Friday, March 9th, 2018


Enrollment and License Book for the Port of Pittsburgh 1856 (The National Archives)

Thinking Sunshine Superman lyrics while in DC today.  Spent two days at The National Archives reviewing Enrollment and License data from the Port of Pittsburgh from 1852-1858.  Stayed at the Swann House B&B in Dupont Circle and enjoyed a wonderful dinner at a Greek restaurant named Kapnos.  Bright and sunny and “we’ll do it in style”.




Several stories to tell.  The disposition of the str Golden Gate has been revealed.    The master, Capt Joseph MC Calhoon, died from cholera in Alton, IL in 1855.  He tried to return to Georgetown.  The Masons kept his body till it could be retrieved by Georgetown relatives.  The four-page letter to his widow from the attorney is worth a read.  Never revealed was the fate of his steamboat.  Coming soon as time permits.

Discovered a few more facts about Capt John Smith McMillin. 

Information is sometimes hard to come by.  Record books are beautiful although some have been damaged and pages are missing.  The fact that most of these remarkable books exist after one-hundred-sixty years is remarkable.  


Flyleaf for Enrollment and License Book 1856


Damaged Page for Enrollment of unknown steamboat


More to come.  Three-hundred plus images to process.

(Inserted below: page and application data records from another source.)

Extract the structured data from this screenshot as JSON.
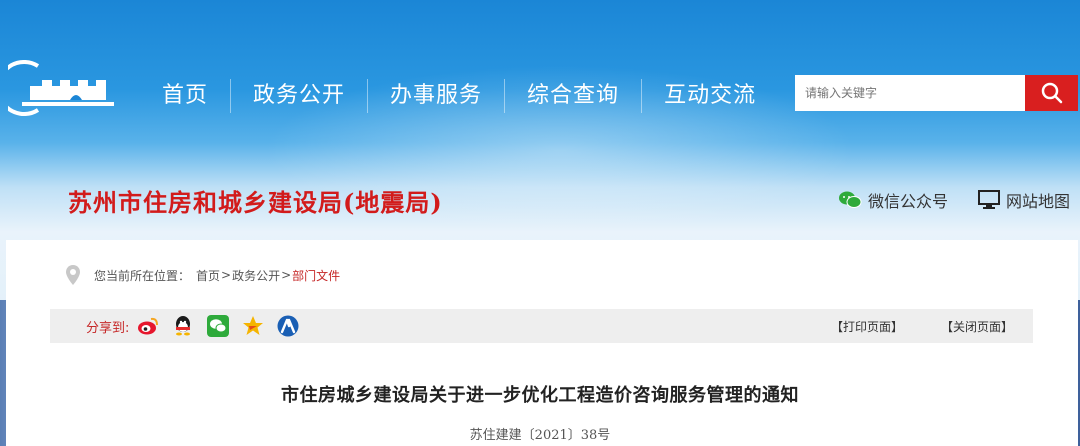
{
  "header": {
    "nav": [
      "首页",
      "政务公开",
      "办事服务",
      "综合查询",
      "互动交流"
    ],
    "search": {
      "placeholder": "请输入关键字"
    }
  },
  "site": {
    "title": "苏州市住房和城乡建设局(地震局)",
    "links": {
      "wechat": "微信公众号",
      "sitemap": "网站地图"
    }
  },
  "breadcrumb": {
    "prefix": "您当前所在位置：",
    "items": [
      "首页",
      "政务公开",
      "部门文件"
    ],
    "separator": ">"
  },
  "share": {
    "label": "分享到:",
    "icons": [
      "weibo-icon",
      "qq-icon",
      "wechat-icon",
      "qzone-icon",
      "renren-icon"
    ],
    "print": "【打印页面】",
    "close": "【关闭页面】"
  },
  "article": {
    "title": "市住房城乡建设局关于进一步优化工程造价咨询服务管理的通知",
    "doc_number": "苏住建建〔2021〕38号"
  },
  "colors": {
    "brand_red": "#d21b1b",
    "nav_blue": "#1b86d6",
    "search_button": "#d91f1f"
  }
}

Copyright © 2018  Francis W Nash  All Rights Reserved
No part of this website may be reproduced without permission in writing from the author.



Str Iron Queen

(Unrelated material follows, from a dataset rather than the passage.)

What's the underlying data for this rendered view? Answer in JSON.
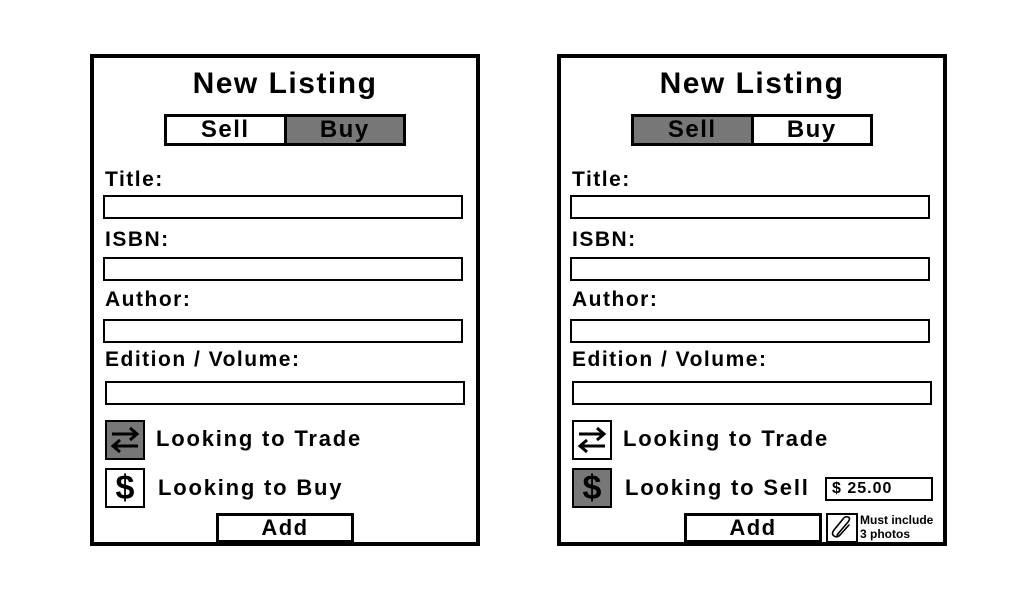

Monday, March 5th, 2018

Str Iron Queen (From the Collection of the UW La Crosse Murphy Library

According to an article in the Pittsburgh Daily Post dated 23 Mar 1895, Capt Thomas S Calhoon took command of the Pittsburgh and Cincinnati Packet Line str Iron Queen.  To honor the change of command, a leather chair was presented to Capt Calhoon by Capt James Henderson on behalf of the crew of the str Keystone State.

A paragraph in the article also describes the coal shipping industry which was having “a good, steady run of business” even though there was not a large amount of coal in the Monongahela harbor.











Copyright © 2018  Francis W Nash  All Rights Reserved
No part of this website may be reproduced without permission in writing from the author.

Old Time Boating

Friday, March 2nd, 2018

St Louis Dispath 10 Jul 1880.

Fun article from the St Louis Dispatch dated 10 Jul 1880.  The article looks back 28 years to identify the prominent steamboat captains of 1852.  One-hundred-sixty-six years ago.  Of the thirteen captains named in 1852, Capts John S McMillin and Adam Poe were residents of Georgetown, PA.  Both Georgetown captains were working on the Wabash River.










Copyright © 2018  Francis W Nash  All Rights Reserved
No part of this website may be reproduced without permission in writing from the author.